I have a friend who loves camera gear. He has a recent DSLR and several professional series fast zoom lenses. All quiet beautiful, big, impressive and expensive. I asked him if he had ever thought of using a 50mm prime lens.
“My skill isn’t high enough to handle a prime 50mm lens. They are only for professionals,” he replied. “That’s why I have three zoom lenses, much easier to handle.”
As a youth I was introduced to photography by my uncle who had (if my memory serves me right) a Nikon SLR and 3 prime lenses - 28mm, 50mm, and a 120mm. They served him well for many years.

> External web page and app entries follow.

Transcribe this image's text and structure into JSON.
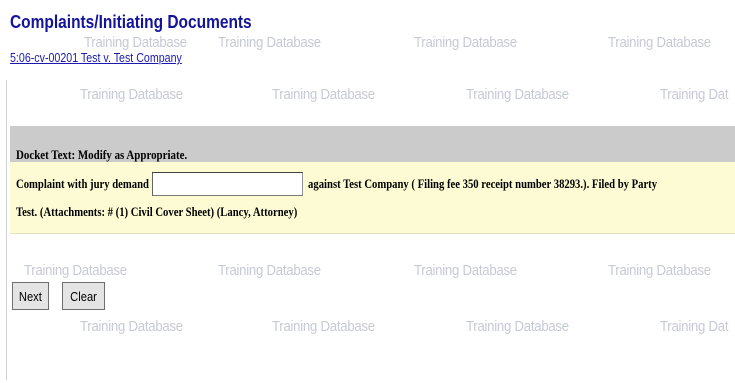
{
  "page": {
    "title": "Complaints/Initiating Documents",
    "case_link": "5:06-cv-00201 Test v. Test Company"
  },
  "watermark": {
    "text": "Training Database",
    "rows": [
      [
        "Training Database",
        "Training Database",
        "Training Database",
        "Training Database"
      ],
      [
        "Training Database",
        "Training Database",
        "Training Database",
        "Training Dat"
      ],
      [
        "Training Database",
        "Training Database",
        "Training Database",
        "Training Database"
      ],
      [
        "Training Database",
        "Training Database",
        "Training Database",
        "Training Dat"
      ]
    ]
  },
  "docket": {
    "header": "Docket Text: Modify as Appropriate.",
    "prefix": "Complaint with jury demand",
    "input_value": "",
    "suffix": "against Test Company ( Filing fee 350 receipt number 38293.). Filed by Party",
    "line2": "Test. (Attachments: # (1) Civil Cover Sheet) (Lancy, Attorney)"
  },
  "buttons": {
    "next": "Next",
    "clear": "Clear"
  },
  "colors": {
    "title": "#14149a",
    "link": "#1a1ab0",
    "header_bg": "#cbcbcb",
    "body_bg": "#fdfbd3",
    "watermark": "#c6cad6"
  }
}
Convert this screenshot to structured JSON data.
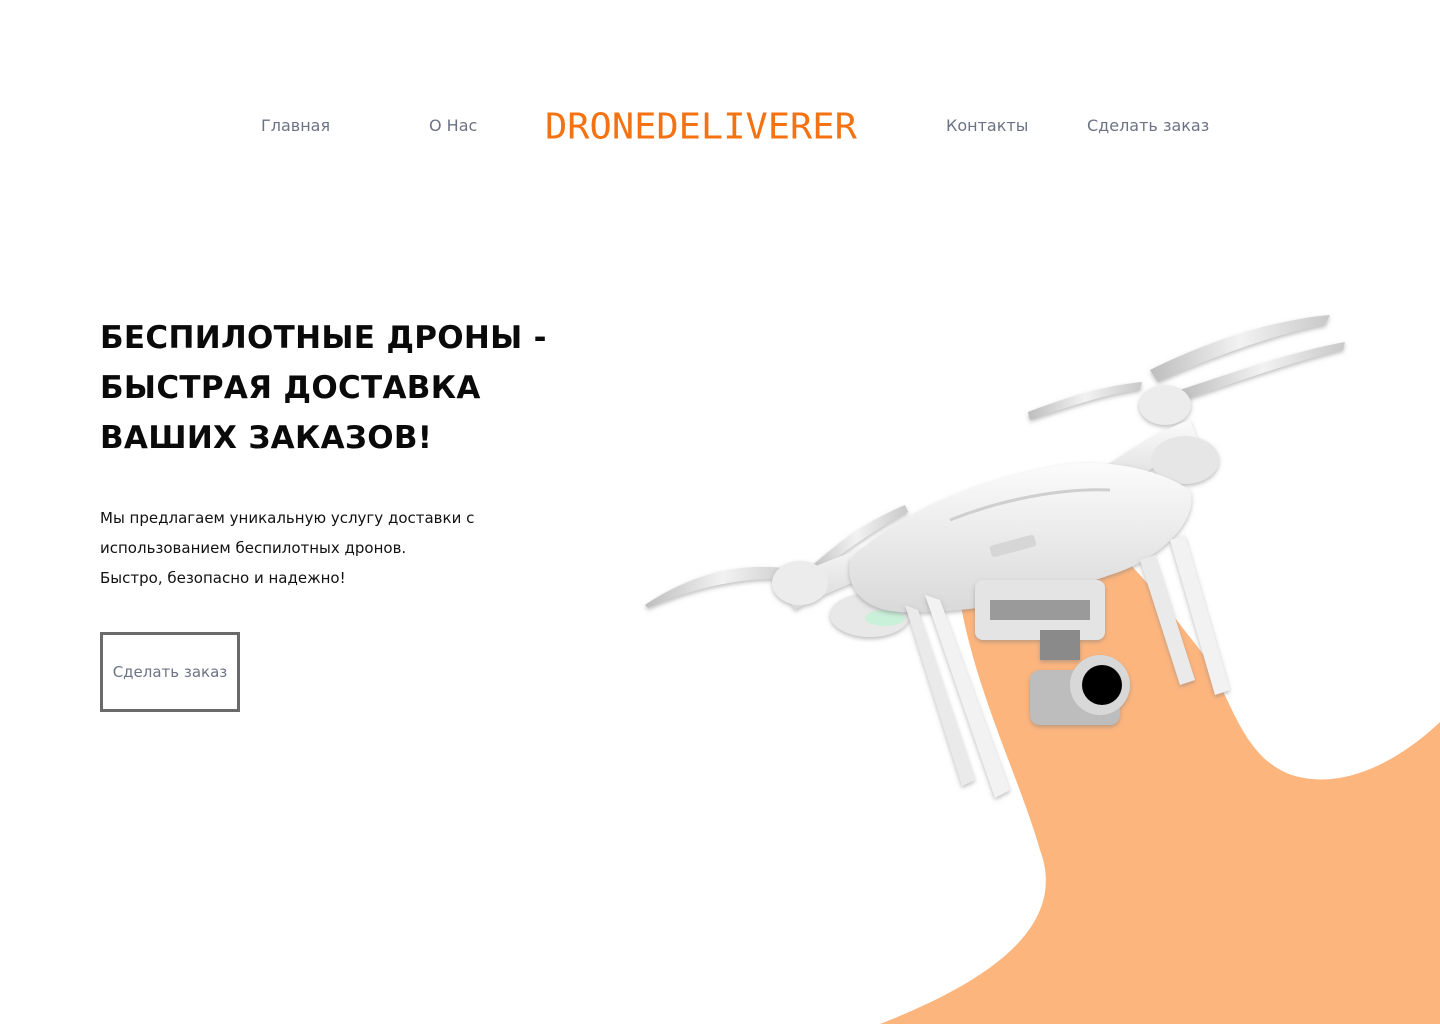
{
  "brand": {
    "logo_text": "DRONEDELIVERER",
    "accent_color": "#f47212",
    "blob_color": "#fdb57e"
  },
  "nav": {
    "home": "Главная",
    "about": "О Нас",
    "contacts": "Контакты",
    "order": "Сделать заказ"
  },
  "hero": {
    "title_lines": [
      "БЕСПИЛОТНЫЕ ДРОНЫ -",
      "БЫСТРАЯ ДОСТАВКА",
      "ВАШИХ ЗАКАЗОВ!"
    ],
    "text_lines": [
      "Мы предлагаем уникальную услугу доставки с",
      "использованием беспилотных дронов.",
      "Быстро, безопасно и надежно!"
    ],
    "cta_label": "Сделать заказ"
  },
  "illustration": {
    "icon": "drone-icon"
  }
}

I ended up being a Canon guy, as it was a Canon AE1 that I inherited from my dad that he seldom used. It came with the standard issue 50mm 1.8. As a youth, with little money to buy more lenses (let alone film and processing), I shot only with the 50mm, only dreaming of owning a “big zoom” one day.
After a few years I bought my first zoom, a 4.5-5.6 70-200mm Canon zoom lens. I proudly hung my big new gun over my shoulder, often clipping on a large black lens shade to enhance its prowess. But to my dismay I was dogged by the slowness of the lens. With my 50mm I was hand holding down to 1/15 of a second and getting great shots. I missed the shallow depth of field and the small size. The zoom lens was big and heavy, pictures were often blurry and under exposed. People ran for cover when I pulled it out. On the outside, I loved the manliness and respect that came with the big black zoom. Not to say it wasn’t great for a bright day outside. But on the inside, I was frustrated with its trade-offs.

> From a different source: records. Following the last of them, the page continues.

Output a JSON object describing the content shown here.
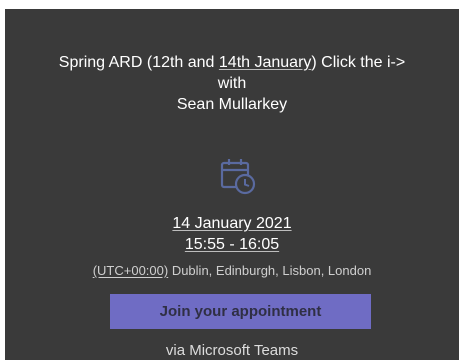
{
  "meeting": {
    "title_part1": "Spring ARD (12th and ",
    "title_link": "14th January",
    "title_part2": ") Click the i->",
    "with_label": "with",
    "organizer": "Sean Mullarkey"
  },
  "schedule": {
    "date": "14 January 2021",
    "time": "15:55 - 16:05",
    "timezone_offset": "(UTC+00:00)",
    "timezone_name": " Dublin, Edinburgh, Lisbon, London"
  },
  "actions": {
    "join_label": "Join your appointment",
    "via_label": "via Microsoft Teams"
  },
  "icons": {
    "calendar": "calendar-clock-icon"
  },
  "colors": {
    "background": "#3a3a3a",
    "button": "#6f6cc4",
    "icon": "#5a6aa0"
  }
}
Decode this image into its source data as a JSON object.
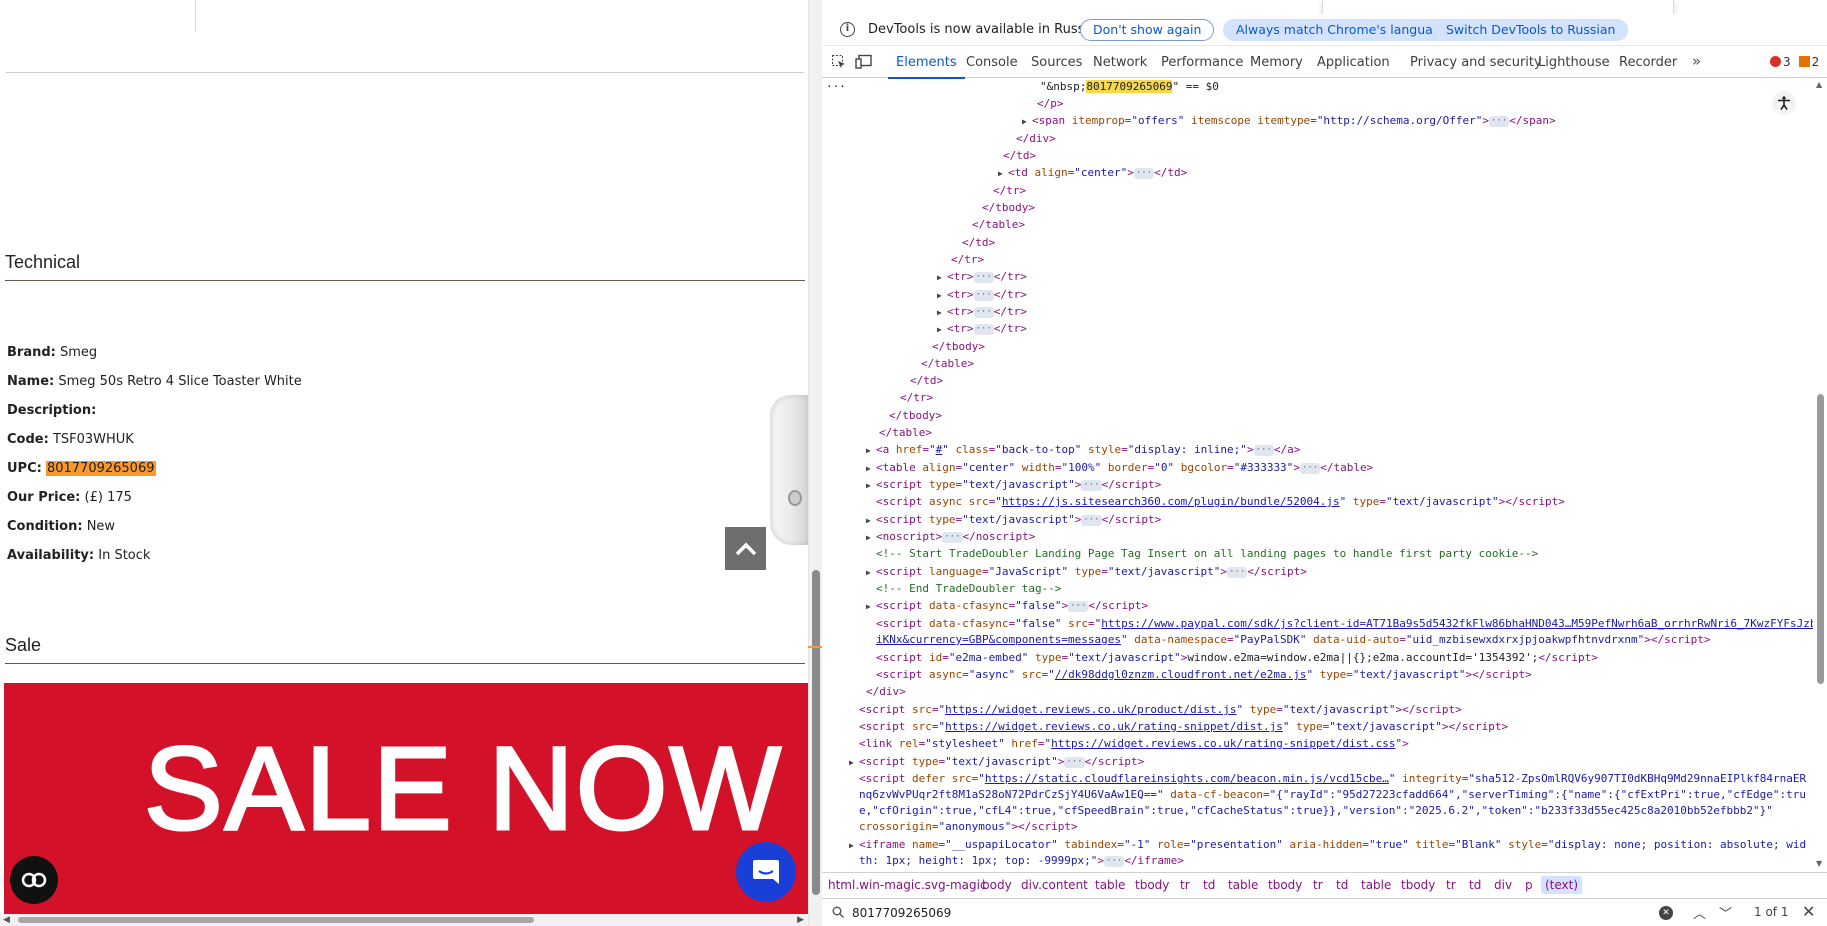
{
  "page": {
    "sections": {
      "technical": "Technical",
      "sale": "Sale"
    },
    "details": [
      {
        "label": "Brand:",
        "value": "Smeg"
      },
      {
        "label": "Name:",
        "value": "Smeg 50s Retro 4 Slice Toaster White"
      },
      {
        "label": "Description:",
        "value": ""
      },
      {
        "label": "Code:",
        "value": "TSF03WHUK"
      },
      {
        "label": "UPC:",
        "value": "8017709265069"
      },
      {
        "label": "Our Price:",
        "value": "(£) 175"
      },
      {
        "label": "Condition:",
        "value": "New"
      },
      {
        "label": "Availability:",
        "value": "In Stock"
      }
    ],
    "banner_text": "SALE NOW O",
    "colors": {
      "banner": "#d3122a",
      "chat": "#1a3fd7",
      "upc_highlight": "#f9982b"
    }
  },
  "devtools": {
    "infobar": {
      "message": "DevTools is now available in Russian",
      "dont_show": "Don't show again",
      "always_match": "Always match Chrome's language",
      "switch": "Switch DevTools to Russian"
    },
    "tabs": [
      "Elements",
      "Console",
      "Sources",
      "Network",
      "Performance",
      "Memory",
      "Application",
      "Privacy and security",
      "Lighthouse",
      "Recorder"
    ],
    "errors": "3",
    "warnings": "2",
    "breadcrumbs": [
      "html.win-magic.svg-magic",
      "body",
      "div.content",
      "table",
      "tbody",
      "tr",
      "td",
      "table",
      "tbody",
      "tr",
      "td",
      "table",
      "tbody",
      "tr",
      "td",
      "div",
      "p",
      "(text)"
    ],
    "search": {
      "query": "8017709265069",
      "count": "1 of 1"
    }
  }
}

After college I started assisting local professional photographers part-time. Two in particular - one a commercial photographer, his forte was corporate and editorial portraits. The other, a talented wedding photographer who fell in love with every wedding she went to. They both had a lot of gear - medium and 35 mm format - but between the two of them, not one zoom lens.
So what’s my point? I guess my point is you don’t need $1500 zoom lenses to take good pictures. And second, a cheap zoom lens will help you take worse pictures.
A fixed prime lens, such as a 50mm 1.8 or a 28mm 2.8, will actually give you more freedom not less. Slow shutter speeds, shallow depths of fields, fast focusing, small in size, light in weight, bright viewfinder, and sharp, sharp images. If you want to zoom just step forward, step back.
Recent lens technology has made zoom lenses lighter, smaller, cheaper and in most cases better than zooms of the past. Image stabilization has greatly lowered acceptable hand holding shutter speeds. But image stabilization also helps prime lenses, taking us to recently unheard handholding shutter speeds – 1/15, 1/8, even ¼ of a second! If you love photography try and pick up a 50mm, 35mm, or 28mm prime lens. You will love the freedom, size, and image quality it will give you.
Something has gone awry when the consensus thinks only masters can handle a prime lens. Quite the opposite!
Sunday, 25 January 2009
Looks like this guy has a similar opinion. http://www.dpreview.com/lensreviews/canon_50_1p8_ii_c16/page5.asp